Two interesting takeaways. First, how rapidly public opinion on China has changed:
Opinion has historically been volatile, moving up or down by at least 10% in 2008-2011 and 2012-2016. These swings are rapid, which suggests to me that many voters have no fixed opinion on China. The optimistic take is that today’s deeply unfavourable views could change should the situation improve, and public opinion may not yet act as a constraint on political decision making. The longer tensions remain elevated, the greater the danger these views harden and eventually solidify into something akin to the instinctual distrust of Russia (there is a reason the proto-typical Hollywood villain is Russian).
This matters because of climate change. The foreign policy hawks on Biden’s team clearly see prize US national security intransigence over cooperating on climate change:
Optimistically, we are fast reaching the stage where it will be rational for individual states to pursue a green agenda independent of what the rest of the world does, especially now China has committed to net zero in 2060. It may also be possible for escalating national security tensions to go alongside national decarbonisation. They could become symbiotically linked, with each party racing for energy independence or leadership in green tech.

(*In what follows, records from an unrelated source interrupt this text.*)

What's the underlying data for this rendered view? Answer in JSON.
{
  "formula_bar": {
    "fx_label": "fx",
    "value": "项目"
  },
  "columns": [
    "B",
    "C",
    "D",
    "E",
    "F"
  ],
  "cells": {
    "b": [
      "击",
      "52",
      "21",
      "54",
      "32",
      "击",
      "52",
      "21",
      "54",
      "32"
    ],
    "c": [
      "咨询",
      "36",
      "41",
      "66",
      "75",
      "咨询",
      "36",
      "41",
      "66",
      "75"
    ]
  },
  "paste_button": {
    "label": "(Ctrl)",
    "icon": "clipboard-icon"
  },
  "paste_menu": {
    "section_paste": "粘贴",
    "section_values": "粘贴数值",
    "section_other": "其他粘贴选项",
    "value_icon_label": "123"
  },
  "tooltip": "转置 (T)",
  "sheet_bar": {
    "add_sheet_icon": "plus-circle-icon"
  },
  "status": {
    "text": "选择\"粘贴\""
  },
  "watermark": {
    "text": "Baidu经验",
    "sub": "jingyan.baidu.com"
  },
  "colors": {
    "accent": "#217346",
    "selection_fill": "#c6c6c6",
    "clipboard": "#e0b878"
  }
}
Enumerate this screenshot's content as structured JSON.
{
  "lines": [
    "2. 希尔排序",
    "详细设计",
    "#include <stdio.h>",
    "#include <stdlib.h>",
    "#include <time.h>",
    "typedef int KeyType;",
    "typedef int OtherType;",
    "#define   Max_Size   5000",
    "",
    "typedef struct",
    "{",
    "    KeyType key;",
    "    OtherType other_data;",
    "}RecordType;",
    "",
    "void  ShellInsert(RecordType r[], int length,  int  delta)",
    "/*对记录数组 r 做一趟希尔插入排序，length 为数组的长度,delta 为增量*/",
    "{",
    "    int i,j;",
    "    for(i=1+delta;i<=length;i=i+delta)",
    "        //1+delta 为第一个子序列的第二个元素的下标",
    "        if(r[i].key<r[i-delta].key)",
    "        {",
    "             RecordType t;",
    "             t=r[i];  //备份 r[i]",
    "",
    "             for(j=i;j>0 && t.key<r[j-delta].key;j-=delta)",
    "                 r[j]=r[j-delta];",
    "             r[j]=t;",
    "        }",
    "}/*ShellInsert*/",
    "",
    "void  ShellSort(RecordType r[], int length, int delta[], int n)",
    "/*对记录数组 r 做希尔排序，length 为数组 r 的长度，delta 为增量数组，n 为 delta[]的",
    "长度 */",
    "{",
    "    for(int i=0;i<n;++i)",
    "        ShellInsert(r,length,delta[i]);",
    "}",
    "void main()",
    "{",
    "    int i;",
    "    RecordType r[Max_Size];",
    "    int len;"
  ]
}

One of the accepted wisdoms of the last few decades has been that international cooperation is required to get important things done. Its corollary was that the nation-state was materially constrained by international forces beyond its control. These may be less and less true. It is a pressing question for us all and I will return to it again. For a riff on this question from the perspective of the EU, I recommend this debate between Streeck and Tooze in the LRB.